Today at work I Googled my co-author Jim Hole's name to see if there were any new reviews of his latest book, What Grows Here? Volume Two. I found a couple, but way more interesting was the link found at Oakland University in Rochester, Michigan. The syllabus for their Master of Liberal Arts programs includes a quote from a piece Jim and I wrote for last year's issue of Spring Gardening. Here's the relevant excerpt from the syllabus:
LBS 511: Topics in Literature and Language: The Writer in the Garden
Special Instructor Linda McCloskey, Dept. of English firstname.lastname@example.org
MW 6:30 - 9:50 p.m.
In his essay, "The Art of Interpretation," Jim Hole states, "Even the most modest garden is a work of art in its own right, if you've imbued it with your own personal vision." In this course, we will explore the garden in literature as both literal and symbolic, including each writer's personal vision and expression of his or her relationship with nature, from the Biblical Garden of Eden through the secret garden of children's fiction to the contemporary garden essay. Emphasis will be placed on the connection between personal reflection and universal meaning. Students may investigate interdisciplinary depictions of the garden in painting, sculpture, film and history as well. A visit to the gardens at Cranbrook is planned as part of the course. Students will learn to hone their literary/personal essay writing skills, and garden essays will be gathered to produce a collection at the semester's end. Course requirements also include regular attendance and active participation in class discussions. Required texts:

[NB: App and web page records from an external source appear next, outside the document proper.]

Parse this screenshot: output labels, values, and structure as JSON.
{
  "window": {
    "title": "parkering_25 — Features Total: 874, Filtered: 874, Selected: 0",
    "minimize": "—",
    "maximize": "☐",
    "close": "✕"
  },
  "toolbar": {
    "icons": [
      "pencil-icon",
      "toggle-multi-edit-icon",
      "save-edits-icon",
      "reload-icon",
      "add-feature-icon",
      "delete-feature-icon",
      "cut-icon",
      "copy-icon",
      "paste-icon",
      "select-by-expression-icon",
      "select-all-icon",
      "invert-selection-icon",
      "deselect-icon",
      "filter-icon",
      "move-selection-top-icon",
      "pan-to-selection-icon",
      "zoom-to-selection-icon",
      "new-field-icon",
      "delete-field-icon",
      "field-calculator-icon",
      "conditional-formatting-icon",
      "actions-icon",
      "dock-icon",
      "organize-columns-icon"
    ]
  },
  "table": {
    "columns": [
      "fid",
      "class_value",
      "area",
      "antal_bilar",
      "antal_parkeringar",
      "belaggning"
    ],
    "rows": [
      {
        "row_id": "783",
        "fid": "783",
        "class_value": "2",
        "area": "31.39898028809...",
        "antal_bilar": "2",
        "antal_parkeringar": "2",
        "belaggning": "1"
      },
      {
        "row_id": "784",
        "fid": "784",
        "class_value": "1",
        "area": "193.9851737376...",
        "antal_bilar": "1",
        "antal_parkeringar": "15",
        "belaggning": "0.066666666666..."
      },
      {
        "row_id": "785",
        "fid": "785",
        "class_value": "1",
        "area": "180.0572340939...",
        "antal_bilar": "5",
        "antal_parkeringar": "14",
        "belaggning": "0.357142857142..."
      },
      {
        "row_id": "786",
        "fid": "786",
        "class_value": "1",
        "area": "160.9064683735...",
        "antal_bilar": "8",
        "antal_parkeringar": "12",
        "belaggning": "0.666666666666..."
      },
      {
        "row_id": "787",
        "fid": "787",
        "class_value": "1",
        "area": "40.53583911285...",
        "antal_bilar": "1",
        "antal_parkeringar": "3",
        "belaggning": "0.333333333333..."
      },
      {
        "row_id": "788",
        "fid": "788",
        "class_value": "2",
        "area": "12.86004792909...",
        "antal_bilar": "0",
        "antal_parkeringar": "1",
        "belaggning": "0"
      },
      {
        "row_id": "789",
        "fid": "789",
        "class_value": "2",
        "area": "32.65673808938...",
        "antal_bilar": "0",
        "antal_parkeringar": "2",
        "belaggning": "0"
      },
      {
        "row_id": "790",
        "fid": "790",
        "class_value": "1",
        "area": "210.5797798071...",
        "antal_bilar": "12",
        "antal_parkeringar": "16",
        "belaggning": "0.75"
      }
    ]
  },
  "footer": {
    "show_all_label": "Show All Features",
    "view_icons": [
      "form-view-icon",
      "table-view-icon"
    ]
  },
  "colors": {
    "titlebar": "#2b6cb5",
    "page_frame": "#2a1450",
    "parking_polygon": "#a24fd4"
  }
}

Frances Hodgson Burnett, The Secret Garden. (The Modern Library Classics
Roger Evans, The Writer in the Garden.
Jane Garmey, editor, The Writer in the Garden.
Jamaica Kincaid, My Garden (Book)
Bonnie Marranca, American Garden Writing: An Anthology.
Michael Pollan, Second Nature: A Gardener's Education.
Charles Dudley Warner, My Summer in a Garden.
I'm so psyched. I know it's silly, but I really feel like this helps validate the work I've been doing for Hole's. Sure, it's likely that the instructor was just searching for something reasonably quotable for the syllabus description, but it's still darn cool that she picked something I wrote. Woo woo!